> How to complete this task
Every entry below should be printed exactly.

Entries from a dataset of interfaces
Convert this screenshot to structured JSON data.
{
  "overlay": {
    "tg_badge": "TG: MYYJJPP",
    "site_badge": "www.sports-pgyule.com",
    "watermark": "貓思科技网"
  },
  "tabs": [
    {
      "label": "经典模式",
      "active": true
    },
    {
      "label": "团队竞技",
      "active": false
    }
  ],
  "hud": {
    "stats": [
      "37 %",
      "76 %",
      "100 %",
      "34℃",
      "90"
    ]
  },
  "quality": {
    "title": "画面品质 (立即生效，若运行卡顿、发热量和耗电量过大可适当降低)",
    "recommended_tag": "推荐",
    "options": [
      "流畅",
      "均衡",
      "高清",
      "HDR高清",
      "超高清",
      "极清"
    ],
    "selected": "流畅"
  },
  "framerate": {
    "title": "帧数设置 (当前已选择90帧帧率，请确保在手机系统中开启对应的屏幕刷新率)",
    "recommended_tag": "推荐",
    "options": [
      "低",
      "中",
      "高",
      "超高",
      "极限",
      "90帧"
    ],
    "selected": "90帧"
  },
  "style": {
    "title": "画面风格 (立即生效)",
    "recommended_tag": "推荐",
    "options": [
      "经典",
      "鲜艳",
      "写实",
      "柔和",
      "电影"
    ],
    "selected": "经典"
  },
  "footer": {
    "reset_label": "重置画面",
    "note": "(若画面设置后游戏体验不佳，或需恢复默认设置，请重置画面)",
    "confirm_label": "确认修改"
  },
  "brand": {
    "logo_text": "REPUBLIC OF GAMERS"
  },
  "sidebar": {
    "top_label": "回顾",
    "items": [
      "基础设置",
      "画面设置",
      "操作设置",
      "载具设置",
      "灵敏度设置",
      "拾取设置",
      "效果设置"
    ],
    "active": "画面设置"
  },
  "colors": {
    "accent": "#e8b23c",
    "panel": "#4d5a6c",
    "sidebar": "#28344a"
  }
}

> Task result
Convert this screenshot to structured JSON data.
{
  "overlay": {
    "tg_badge": "TG: MYYJJPP",
    "site_badge": "www.sports-pgyule.com",
    "watermark": "貓思科技网"
  },
  "tabs": [
    {
      "label": "经典模式",
      "active": true
    },
    {
      "label": "团队竞技",
      "active": false
    }
  ],
  "hud": {
    "stats": [
      "37 %",
      "76 %",
      "100 %",
      "34℃",
      "90"
    ]
  },
  "quality": {
    "title": "画面品质 (立即生效，若运行卡顿、发热量和耗电量过大可适当降低)",
    "recommended_tag": "推荐",
    "options": [
      "流畅",
      "均衡",
      "高清",
      "HDR高清",
      "超高清",
      "极清"
    ],
    "selected": "流畅"
  },
  "framerate": {
    "title": "帧数设置 (当前已选择90帧帧率，请确保在手机系统中开启对应的屏幕刷新率)",
    "recommended_tag": "推荐",
    "options": [
      "低",
      "中",
      "高",
      "超高",
      "极限",
      "90帧"
    ],
    "selected": "90帧"
  },
  "style": {
    "title": "画面风格 (立即生效)",
    "recommended_tag": "推荐",
    "options": [
      "经典",
      "鲜艳",
      "写实",
      "柔和",
      "电影"
    ],
    "selected": "经典"
  },
  "footer": {
    "reset_label": "重置画面",
    "note": "(若画面设置后游戏体验不佳，或需恢复默认设置，请重置画面)",
    "confirm_label": "确认修改"
  },
  "brand": {
    "logo_text": "REPUBLIC OF GAMERS"
  },
  "sidebar": {
    "top_label": "回顾",
    "items": [
      "基础设置",
      "画面设置",
      "操作设置",
      "载具设置",
      "灵敏度设置",
      "拾取设置",
      "效果设置"
    ],
    "active": "画面设置"
  },
  "colors": {
    "accent": "#e8b23c",
    "panel": "#4d5a6c",
    "sidebar": "#28344a"
  }
}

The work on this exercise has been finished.